What the exercise asks: Quote every entry word for word.

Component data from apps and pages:
:::::

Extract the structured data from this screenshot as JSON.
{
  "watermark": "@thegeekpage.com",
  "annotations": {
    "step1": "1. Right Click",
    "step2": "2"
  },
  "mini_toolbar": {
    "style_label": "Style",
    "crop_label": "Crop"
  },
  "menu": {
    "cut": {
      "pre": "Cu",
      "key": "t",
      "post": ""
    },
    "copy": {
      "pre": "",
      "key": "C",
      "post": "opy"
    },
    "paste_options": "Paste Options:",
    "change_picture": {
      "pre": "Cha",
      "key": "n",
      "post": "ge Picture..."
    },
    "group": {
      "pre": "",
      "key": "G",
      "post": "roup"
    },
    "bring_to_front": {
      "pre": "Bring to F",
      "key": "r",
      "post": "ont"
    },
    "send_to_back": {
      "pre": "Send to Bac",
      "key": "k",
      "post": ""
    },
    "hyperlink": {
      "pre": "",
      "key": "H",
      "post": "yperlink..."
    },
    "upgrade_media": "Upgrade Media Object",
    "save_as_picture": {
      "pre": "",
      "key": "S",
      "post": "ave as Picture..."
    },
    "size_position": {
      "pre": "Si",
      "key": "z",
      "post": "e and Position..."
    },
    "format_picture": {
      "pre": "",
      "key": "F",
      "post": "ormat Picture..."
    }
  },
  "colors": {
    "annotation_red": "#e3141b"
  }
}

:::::

Response to this task:
Extract the structured data from this screenshot as JSON.
{
  "watermark": "@thegeekpage.com",
  "annotations": {
    "step1": "1. Right Click",
    "step2": "2"
  },
  "mini_toolbar": {
    "style_label": "Style",
    "crop_label": "Crop"
  },
  "menu": {
    "cut": {
      "pre": "Cu",
      "key": "t",
      "post": ""
    },
    "copy": {
      "pre": "",
      "key": "C",
      "post": "opy"
    },
    "paste_options": "Paste Options:",
    "change_picture": {
      "pre": "Cha",
      "key": "n",
      "post": "ge Picture..."
    },
    "group": {
      "pre": "",
      "key": "G",
      "post": "roup"
    },
    "bring_to_front": {
      "pre": "Bring to F",
      "key": "r",
      "post": "ont"
    },
    "send_to_back": {
      "pre": "Send to Bac",
      "key": "k",
      "post": ""
    },
    "hyperlink": {
      "pre": "",
      "key": "H",
      "post": "yperlink..."
    },
    "upgrade_media": "Upgrade Media Object",
    "save_as_picture": {
      "pre": "",
      "key": "S",
      "post": "ave as Picture..."
    },
    "size_position": {
      "pre": "Si",
      "key": "z",
      "post": "e and Position..."
    },
    "format_picture": {
      "pre": "",
      "key": "F",
      "post": "ormat Picture..."
    }
  },
  "colors": {
    "annotation_red": "#e3141b"
  }
}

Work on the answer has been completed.